The rural lending institutions not only proliferated, they grew far faster than their urban counterparts. While the five largest state owned banks, Bank of China, Agricultural Bank, ICBC, China Construction Bank, and Bank of Communications, grew by 270% over the past ten years, the rural banks grew at 440%. They now make up 10% of the total Chinese financial system.
Like other Chinese financial institutions, the rural banks lent to local governments, but ultimately to the wrong local governments. The rural cooperatives and banks provide the bulk of credit to hundreds of millions of local farmers, but they also have close ties to financially strapped local governments below the provincial level. Many of these loans were made again as part of the 2009 stimulus packages. As the loans come due, many of these smaller government entities will have difficulty repaying.
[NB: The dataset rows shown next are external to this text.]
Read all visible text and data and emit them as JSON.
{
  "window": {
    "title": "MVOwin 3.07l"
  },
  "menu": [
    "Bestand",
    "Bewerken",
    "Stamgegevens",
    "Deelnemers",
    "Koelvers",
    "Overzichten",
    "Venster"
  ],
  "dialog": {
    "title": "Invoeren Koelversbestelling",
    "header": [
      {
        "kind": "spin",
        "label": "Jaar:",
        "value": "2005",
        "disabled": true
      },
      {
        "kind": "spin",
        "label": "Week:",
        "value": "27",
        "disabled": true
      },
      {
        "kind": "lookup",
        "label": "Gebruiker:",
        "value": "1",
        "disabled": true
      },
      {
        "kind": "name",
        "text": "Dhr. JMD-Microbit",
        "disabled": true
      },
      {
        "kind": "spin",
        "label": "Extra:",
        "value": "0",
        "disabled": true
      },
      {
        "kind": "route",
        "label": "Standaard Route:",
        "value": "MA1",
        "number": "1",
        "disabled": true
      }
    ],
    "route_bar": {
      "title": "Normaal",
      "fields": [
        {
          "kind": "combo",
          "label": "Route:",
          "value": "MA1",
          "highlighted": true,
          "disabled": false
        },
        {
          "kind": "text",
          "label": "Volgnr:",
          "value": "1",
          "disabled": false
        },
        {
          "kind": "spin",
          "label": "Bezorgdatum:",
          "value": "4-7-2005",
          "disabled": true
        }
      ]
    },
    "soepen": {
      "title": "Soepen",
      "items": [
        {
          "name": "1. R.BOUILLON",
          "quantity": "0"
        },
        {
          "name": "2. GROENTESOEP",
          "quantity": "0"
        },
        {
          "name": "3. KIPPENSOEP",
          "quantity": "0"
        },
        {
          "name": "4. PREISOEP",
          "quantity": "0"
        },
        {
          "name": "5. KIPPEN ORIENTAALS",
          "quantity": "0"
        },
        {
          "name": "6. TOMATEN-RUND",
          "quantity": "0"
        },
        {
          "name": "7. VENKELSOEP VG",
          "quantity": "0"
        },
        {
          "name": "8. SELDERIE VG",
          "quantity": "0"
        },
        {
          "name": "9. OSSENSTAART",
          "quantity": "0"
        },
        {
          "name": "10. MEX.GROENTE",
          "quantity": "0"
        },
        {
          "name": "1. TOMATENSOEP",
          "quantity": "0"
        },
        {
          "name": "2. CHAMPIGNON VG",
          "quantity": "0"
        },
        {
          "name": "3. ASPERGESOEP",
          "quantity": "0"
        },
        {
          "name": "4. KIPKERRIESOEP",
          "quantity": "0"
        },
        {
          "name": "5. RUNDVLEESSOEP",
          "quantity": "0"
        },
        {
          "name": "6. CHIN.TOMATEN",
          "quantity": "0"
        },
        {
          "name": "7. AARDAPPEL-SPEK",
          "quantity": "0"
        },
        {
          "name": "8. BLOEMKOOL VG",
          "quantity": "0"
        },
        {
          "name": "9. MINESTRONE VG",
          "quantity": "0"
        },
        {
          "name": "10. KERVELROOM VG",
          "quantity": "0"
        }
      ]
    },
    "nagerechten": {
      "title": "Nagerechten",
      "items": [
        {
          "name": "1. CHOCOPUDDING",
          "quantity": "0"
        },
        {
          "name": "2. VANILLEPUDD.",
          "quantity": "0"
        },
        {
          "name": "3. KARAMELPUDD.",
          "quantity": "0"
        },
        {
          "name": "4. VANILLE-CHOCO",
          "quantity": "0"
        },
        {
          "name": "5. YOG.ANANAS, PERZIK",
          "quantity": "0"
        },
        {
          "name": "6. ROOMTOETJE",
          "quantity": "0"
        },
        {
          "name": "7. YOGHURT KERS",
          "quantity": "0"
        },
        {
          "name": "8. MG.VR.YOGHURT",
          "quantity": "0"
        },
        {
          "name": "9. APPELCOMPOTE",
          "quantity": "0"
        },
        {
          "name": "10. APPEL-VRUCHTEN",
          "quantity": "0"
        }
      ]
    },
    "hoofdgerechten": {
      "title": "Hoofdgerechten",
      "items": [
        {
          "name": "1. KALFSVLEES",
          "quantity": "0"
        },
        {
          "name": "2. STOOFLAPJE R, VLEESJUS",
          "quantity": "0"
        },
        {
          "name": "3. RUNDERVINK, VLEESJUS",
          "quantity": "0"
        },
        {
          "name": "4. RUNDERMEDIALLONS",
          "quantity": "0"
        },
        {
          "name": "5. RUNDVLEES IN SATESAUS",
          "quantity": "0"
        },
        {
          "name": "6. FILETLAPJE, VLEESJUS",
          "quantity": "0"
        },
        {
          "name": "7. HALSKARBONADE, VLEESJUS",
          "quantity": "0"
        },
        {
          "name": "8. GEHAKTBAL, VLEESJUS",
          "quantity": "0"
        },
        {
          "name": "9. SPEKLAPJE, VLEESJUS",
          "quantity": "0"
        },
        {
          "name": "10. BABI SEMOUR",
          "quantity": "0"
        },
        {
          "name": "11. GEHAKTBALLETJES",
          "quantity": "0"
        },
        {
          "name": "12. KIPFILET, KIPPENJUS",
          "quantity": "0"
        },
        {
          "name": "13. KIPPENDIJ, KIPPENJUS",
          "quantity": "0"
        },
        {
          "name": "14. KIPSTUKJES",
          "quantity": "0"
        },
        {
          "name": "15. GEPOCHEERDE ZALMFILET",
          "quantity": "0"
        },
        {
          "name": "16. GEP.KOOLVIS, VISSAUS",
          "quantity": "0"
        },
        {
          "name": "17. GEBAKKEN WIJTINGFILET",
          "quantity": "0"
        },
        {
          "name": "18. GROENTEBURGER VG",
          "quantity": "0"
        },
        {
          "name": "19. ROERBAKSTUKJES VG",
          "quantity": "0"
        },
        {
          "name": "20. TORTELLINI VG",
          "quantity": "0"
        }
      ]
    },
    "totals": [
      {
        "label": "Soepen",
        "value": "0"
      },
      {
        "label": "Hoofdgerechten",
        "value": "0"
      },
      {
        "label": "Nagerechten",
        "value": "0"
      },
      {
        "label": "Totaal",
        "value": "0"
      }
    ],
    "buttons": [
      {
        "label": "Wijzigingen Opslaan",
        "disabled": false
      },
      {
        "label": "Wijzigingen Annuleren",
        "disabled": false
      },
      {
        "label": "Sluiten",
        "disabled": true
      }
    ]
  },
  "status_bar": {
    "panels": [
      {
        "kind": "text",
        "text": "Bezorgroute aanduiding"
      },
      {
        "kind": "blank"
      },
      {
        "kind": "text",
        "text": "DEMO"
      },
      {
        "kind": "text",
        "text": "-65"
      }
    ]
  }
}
The problem was highlighted by a regulation issued March 8th by the China Banking Regulatory Commission (CBRC). The CBRC's latest regulation prohibits rural banks from providing fresh funding either directly to local governments or by purchasing investment vehicles issued by them including bonds, bills or trust products. This is going to be a major problem for the local governments since many will need to refinance those loans to keep current.
The size of these rural lenders and their main clients increases exponentially the probability that they will be allowed to fail. The central government would certainly bail out a large national lender. The top 30 banks might be able to rely on provincial governments. But the smallest lenders are probably out of luck.
But nonperforming loans are not the only issue that concern rural banks. They also have problems with the other side of the equation: deposits. Qichun county is in the province of Hubei near the city of Wuhan. It is rural county and its economy is based on growing herbs. It has a population of 1.03 million, but only a fraction of the population still farms. About 80% of the working age population migrates to the coastal cities in Guangdong and Fujian. They don't bank at the local banks in Qichun. They have debit cards issued from banks in large coastal cities, which allow them to transfer funds back home. The local banks also do not have savings books products.
Without a steady deposit base, rural banks have to rely on the interbank market. The rates in this market have been exceptionally volatile since the People's Bank of China (PBOC) started tightening interest rates last year.
The interbank market is far more expensive for the rural banks. It is partially funded by new money market products provided by Yu'E Bao, or "Leftover Treasure." Yu'E Bao was created by internet giants like Alibaba. Its growth exploded. It now has 81 million depositors and Rmb 500 billion ($81 billion) assets under management. The reason is simple. It gives savers 6% far above the 3.3% capped interest provided by the state banks. Rural banks therefore can tap the interbank markets, but at interest rates that eat into their margins. They cannot take advantage of the capped rates that help subsidize the large state banks.
Lack of liquidity, dodgy loans and the absence of a central government guarantee is a sure fire recipe for a collapse. The question is not whether there will be more runs on small banks like Jiangsu Shenyan Rural Commercial Bank. There will be. The question is whether there will be enough of them to metastasize and affect the entire financial system.
Disclosure: I have no positions in any stocks mentioned, and no plans to initiate any positions within the next 72 hours. I wrote this article myself, and it expresses my own opinions. I am not receiving compensation for it. I have no business relationship with any company whose stock is mentioned in this article.